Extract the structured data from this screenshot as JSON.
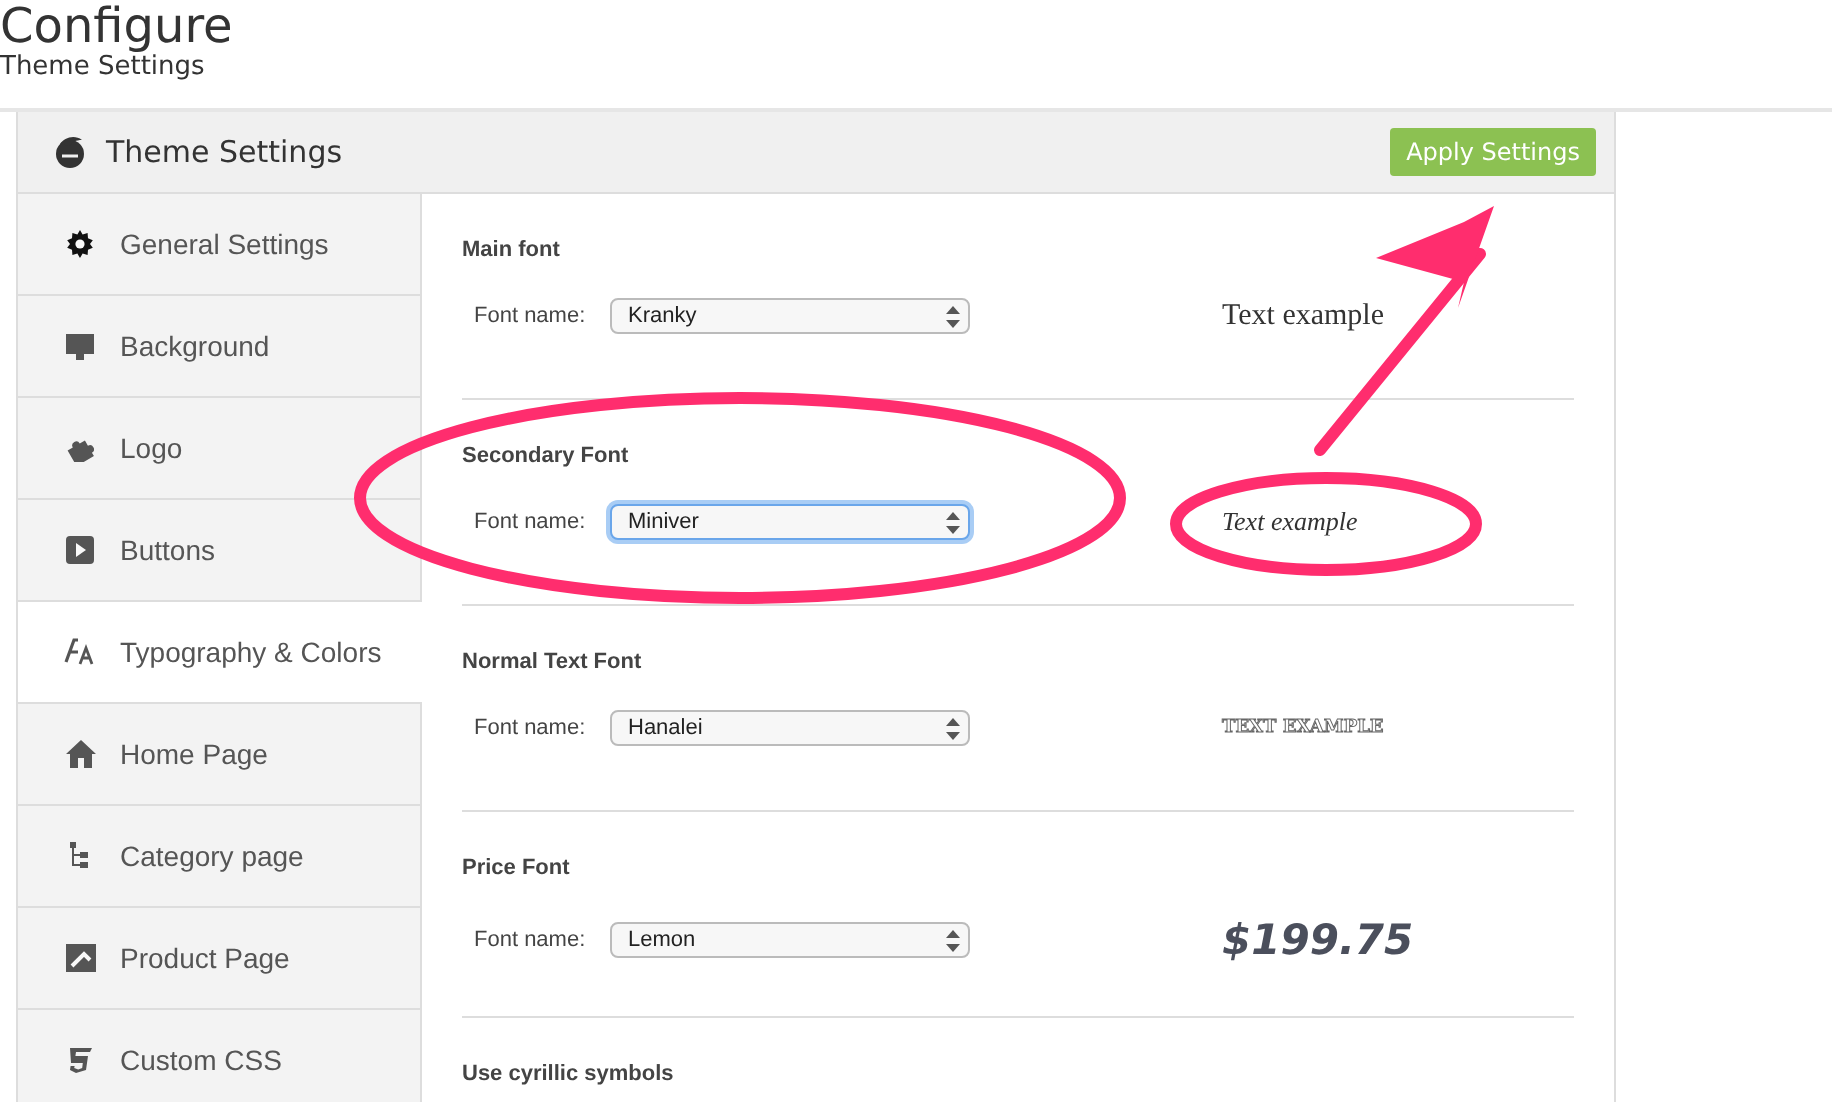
{
  "page": {
    "title": "Configure",
    "subtitle": "Theme Settings"
  },
  "panel": {
    "title": "Theme Settings",
    "apply_button": "Apply Settings"
  },
  "sidebar": {
    "items": [
      {
        "label": "General Settings",
        "selected": false
      },
      {
        "label": "Background",
        "selected": false
      },
      {
        "label": "Logo",
        "selected": false
      },
      {
        "label": "Buttons",
        "selected": false
      },
      {
        "label": "Typography & Colors",
        "selected": true
      },
      {
        "label": "Home Page",
        "selected": false
      },
      {
        "label": "Category page",
        "selected": false
      },
      {
        "label": "Product Page",
        "selected": false
      },
      {
        "label": "Custom CSS",
        "selected": false
      }
    ]
  },
  "sections": [
    {
      "title": "Main font",
      "field_label": "Font name:",
      "value": "Kranky",
      "focused": false,
      "preview": "Text example"
    },
    {
      "title": "Secondary Font",
      "field_label": "Font name:",
      "value": "Miniver",
      "focused": true,
      "preview": "Text example"
    },
    {
      "title": "Normal Text Font",
      "field_label": "Font name:",
      "value": "Hanalei",
      "focused": false,
      "preview": "TEXT EXAMPLE"
    },
    {
      "title": "Price Font",
      "field_label": "Font name:",
      "value": "Lemon",
      "focused": false,
      "preview": "$199.75"
    },
    {
      "title": "Use cyrillic symbols"
    }
  ]
}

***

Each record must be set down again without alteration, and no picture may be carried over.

## OUTPUT FOR THIS EXERCISE
Extract the structured data from this screenshot as JSON.
{
  "page": {
    "title": "Configure",
    "subtitle": "Theme Settings"
  },
  "panel": {
    "title": "Theme Settings",
    "apply_button": "Apply Settings"
  },
  "sidebar": {
    "items": [
      {
        "label": "General Settings",
        "selected": false
      },
      {
        "label": "Background",
        "selected": false
      },
      {
        "label": "Logo",
        "selected": false
      },
      {
        "label": "Buttons",
        "selected": false
      },
      {
        "label": "Typography & Colors",
        "selected": true
      },
      {
        "label": "Home Page",
        "selected": false
      },
      {
        "label": "Category page",
        "selected": false
      },
      {
        "label": "Product Page",
        "selected": false
      },
      {
        "label": "Custom CSS",
        "selected": false
      }
    ]
  },
  "sections": [
    {
      "title": "Main font",
      "field_label": "Font name:",
      "value": "Kranky",
      "focused": false,
      "preview": "Text example"
    },
    {
      "title": "Secondary Font",
      "field_label": "Font name:",
      "value": "Miniver",
      "focused": true,
      "preview": "Text example"
    },
    {
      "title": "Normal Text Font",
      "field_label": "Font name:",
      "value": "Hanalei",
      "focused": false,
      "preview": "TEXT EXAMPLE"
    },
    {
      "title": "Price Font",
      "field_label": "Font name:",
      "value": "Lemon",
      "focused": false,
      "preview": "$199.75"
    },
    {
      "title": "Use cyrillic symbols"
    }
  ]
}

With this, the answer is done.